I have entered six different categories, one of them with a friend (in the ‘Two Person Quilt’ category of course!) so there has been a lot of stitching going on at my house, and even some stitching going on whilst on holiday, in the beautiful South-West of Scotland. This was my top location for stitching:


I had to negotiate stitching time whilst on holiday with my co holiday-maker, but fortunately the European Cup was on at the time and so was Wimbledon, so agreement was quickly reached!

Enjoy your holidays, whether at home or away…


Swans and other creatures

One of the things I have most enjoyed about being self-employed has been the opportunity to design fabrics. I trained as a surface pattern designer between 1995 and 2000, by means of a degree studied part-time. Although I then taught Textiles in school, this mostly involved encouraging the students’ creativity, rather than exercising my own. Over the two years since I began Amanda Jane Textiles, I have drawn and coloured 69 designs, which Spoonflower can print onto a wide range of fabrics and also onto wallpaper and wrapping paper.

Anyone can go on to the Spoonflower website ( and order original designs from literally hundreds of designers. Spoonflower now has a base in Berlin, Germany, so items can now be produced and sent within Europe, where this is desirable.  My fabric designs are all visible in the ‘Amanda Jane Textiles’ online studio on the website (click here to see them). Many of them have been created in response to the Spoonflower ‘contest’. This used to occur weekly. Recently, it has changed to a once-a-month challenge, which provides a useful brief to work to.

This month, the challenge was set by a company called Story Patches ( who have devised a quilt label which includes a computer scan-able code, giving access to pre-recorded message about the quilt.

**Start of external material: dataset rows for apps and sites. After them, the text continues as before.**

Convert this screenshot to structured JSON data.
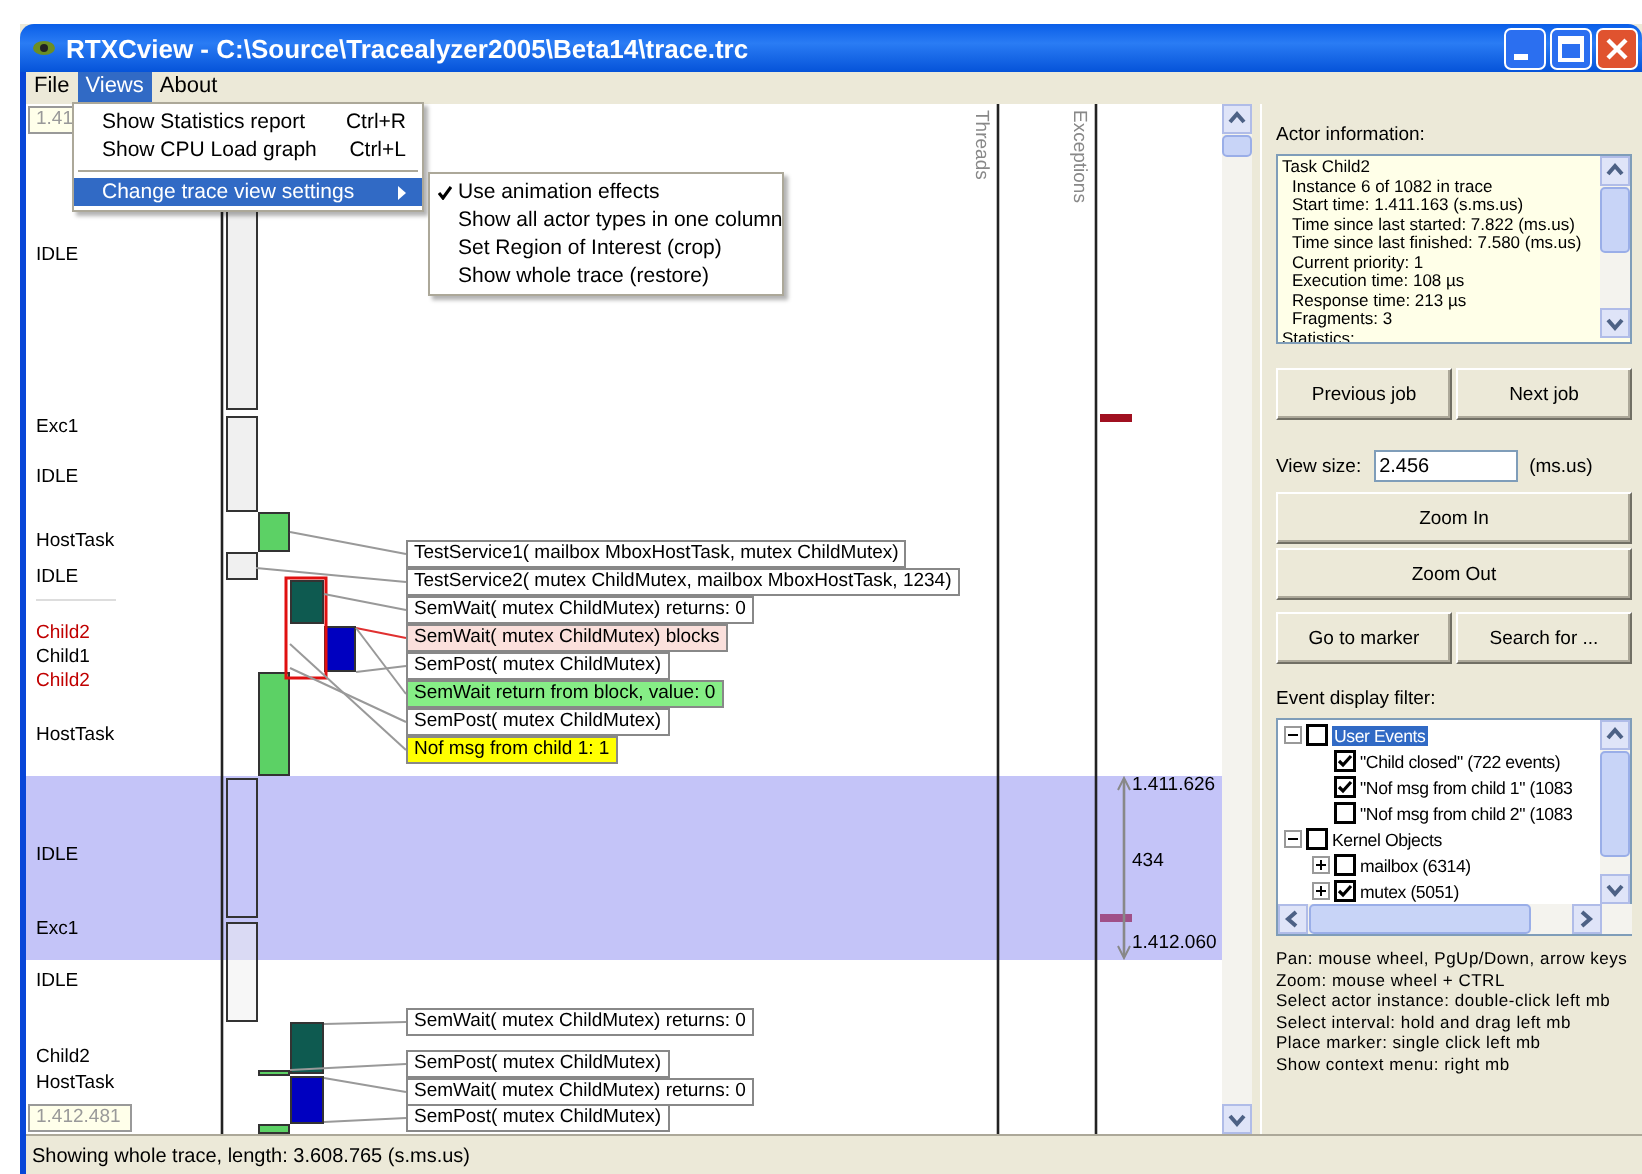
{
  "window": {
    "title": "RTXCview - C:\\Source\\Tracealyzer2005\\Beta14\\trace.trc"
  },
  "menu_bar": [
    {
      "label": "File",
      "selected": false
    },
    {
      "label": "Views",
      "selected": true
    },
    {
      "label": "About",
      "selected": false
    }
  ],
  "views_menu": {
    "items": [
      {
        "kind": "item",
        "label": "Show Statistics report",
        "shortcut": "Ctrl+R",
        "selected": false
      },
      {
        "kind": "item",
        "label": "Show CPU Load graph",
        "shortcut": "Ctrl+L",
        "selected": false
      },
      {
        "kind": "separator"
      },
      {
        "kind": "submenu",
        "label": "Change trace view settings",
        "selected": true
      }
    ],
    "submenu": [
      {
        "label": "Use animation effects",
        "checked": true
      },
      {
        "label": "Show all actor types in one column",
        "checked": false
      },
      {
        "label": "Set Region of Interest (crop)",
        "checked": false
      },
      {
        "label": "Show whole trace (restore)",
        "checked": false
      }
    ]
  },
  "trace": {
    "top_time": "1.41",
    "bottom_time": "1.412.481",
    "column_headers": [
      "Threads",
      "Exceptions"
    ],
    "actors": [
      {
        "label": "IDLE",
        "color": "#000000"
      },
      {
        "label": "Exc1",
        "color": "#000000"
      },
      {
        "label": "IDLE",
        "color": "#000000"
      },
      {
        "label": "HostTask",
        "color": "#000000"
      },
      {
        "label": "IDLE",
        "color": "#000000"
      },
      {
        "label": "Child2",
        "color": "#c00000"
      },
      {
        "label": "Child1",
        "color": "#000000"
      },
      {
        "label": "Child2",
        "color": "#c00000"
      },
      {
        "label": "HostTask",
        "color": "#000000"
      },
      {
        "label": "IDLE",
        "color": "#000000"
      },
      {
        "label": "Exc1",
        "color": "#000000"
      },
      {
        "label": "IDLE",
        "color": "#000000"
      },
      {
        "label": "Child2",
        "color": "#000000"
      },
      {
        "label": "HostTask",
        "color": "#000000"
      }
    ],
    "events": [
      {
        "text": "TestService1( mailbox MboxHostTask, mutex ChildMutex)",
        "kind": "plain"
      },
      {
        "text": "TestService2( mutex ChildMutex, mailbox MboxHostTask, 1234)",
        "kind": "plain"
      },
      {
        "text": "SemWait( mutex ChildMutex) returns: 0",
        "kind": "plain"
      },
      {
        "text": "SemWait( mutex ChildMutex) blocks",
        "kind": "blocked"
      },
      {
        "text": "SemPost( mutex ChildMutex)",
        "kind": "plain"
      },
      {
        "text": "SemWait return from block, value: 0",
        "kind": "resumed"
      },
      {
        "text": "SemPost( mutex ChildMutex)",
        "kind": "plain"
      },
      {
        "text": "Nof msg from child 1: 1",
        "kind": "user"
      },
      {
        "text": "SemWait( mutex ChildMutex) returns: 0",
        "kind": "plain"
      },
      {
        "text": "SemPost( mutex ChildMutex)",
        "kind": "plain"
      },
      {
        "text": "SemWait( mutex ChildMutex) returns: 0",
        "kind": "plain"
      },
      {
        "text": "SemPost( mutex ChildMutex)",
        "kind": "plain"
      }
    ],
    "interval": {
      "start": "1.411.626",
      "length": "434",
      "end": "1.412.060"
    }
  },
  "side_panel": {
    "actor_info": {
      "label": "Actor information:",
      "title": "Task Child2",
      "details": [
        "Instance 6 of 1082 in trace",
        "Start time: 1.411.163 (s.ms.us)",
        "Time since last started: 7.822 (ms.us)",
        "Time since last finished: 7.580 (ms.us)",
        "Current priority: 1",
        "Execution time: 108 µs",
        "Response time: 213 µs",
        "Fragments: 3"
      ],
      "footer": "Statistics:"
    },
    "job_buttons": [
      "Previous job",
      "Next job"
    ],
    "view_size": {
      "label": "View size:",
      "value": "2.456",
      "unit": "(ms.us)"
    },
    "zoom_buttons": [
      "Zoom In",
      "Zoom Out"
    ],
    "nav_buttons": [
      "Go to marker",
      "Search for ..."
    ],
    "filter": {
      "label": "Event display filter:",
      "tree": [
        {
          "label": "User Events",
          "checked": false,
          "expanded": true,
          "selected": true,
          "children": [
            {
              "label": "\"Child closed\" (722 events)",
              "checked": true,
              "selected": false
            },
            {
              "label": "\"Nof msg from child 1\" (1083",
              "checked": true,
              "selected": false
            },
            {
              "label": "\"Nof msg from child 2\" (1083",
              "checked": false,
              "selected": false
            }
          ]
        },
        {
          "label": "Kernel Objects",
          "checked": false,
          "expanded": true,
          "selected": false,
          "children": [
            {
              "label": "mailbox (6314)",
              "checked": false,
              "expanded": false,
              "selected": false
            },
            {
              "label": "mutex (5051)",
              "checked": true,
              "expanded": false,
              "selected": false
            }
          ]
        }
      ]
    },
    "help": [
      "Pan: mouse wheel, PgUp/Down, arrow keys",
      "Zoom: mouse wheel + CTRL",
      "Select actor instance: double-click left mb",
      "Select interval: hold and drag left mb",
      "Place marker: single click left mb",
      "Show context menu: right mb"
    ]
  },
  "status_bar": "Showing whole trace, length: 3.608.765 (s.ms.us)"
}
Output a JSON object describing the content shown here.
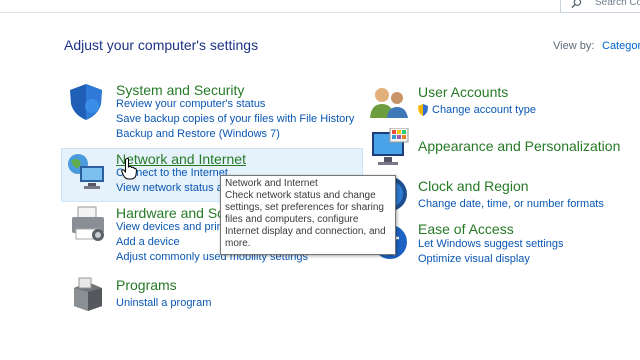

So the brief was to design a set of four labels on the theme of ‘family’. I wanted to create images that wouldn’t be too prescriptive of the type or size of family and in the end choose to depict family relationships among creatures.

The idea came from a chance happening a week or so ago in the Druridge Bay Country Park, in North-East England. A mother swan with quite a crowd of cygnets was swimming near the bank of the lake.


On the shore was a human family accompanied by a large dog, which barked at the swans, whereupon the baby birds became very agitated. All at once the second swan, who I assume was ‘dad’ drew himself up out of the water wings outstretched, beak open, making a loud hissing noise to deter the dog and protect the little ones. It was quite dramatic! So the incident gave the inspiration for the label bottom left:

Creature families.jpg

Last year I made a dolphin quilt for my niece (click here to see this), so a mother and baby dolphin  became the subject for the label top right.

Dachshunds have always been popular in our household (notional ones, I should add, never yet an actual dog), so that made another ‘family’ (top left).

Finally, there have been reports of peacocks in our County Durham village (click here if you don’t believe me); they even made the national news, briefly. No-one seems to know where they have come from and they are considered a nuisance by some local inhabitants and valued by others. So they became the subject of the fourth label bottom right.

Where do ideas come from? Well, from all over the place!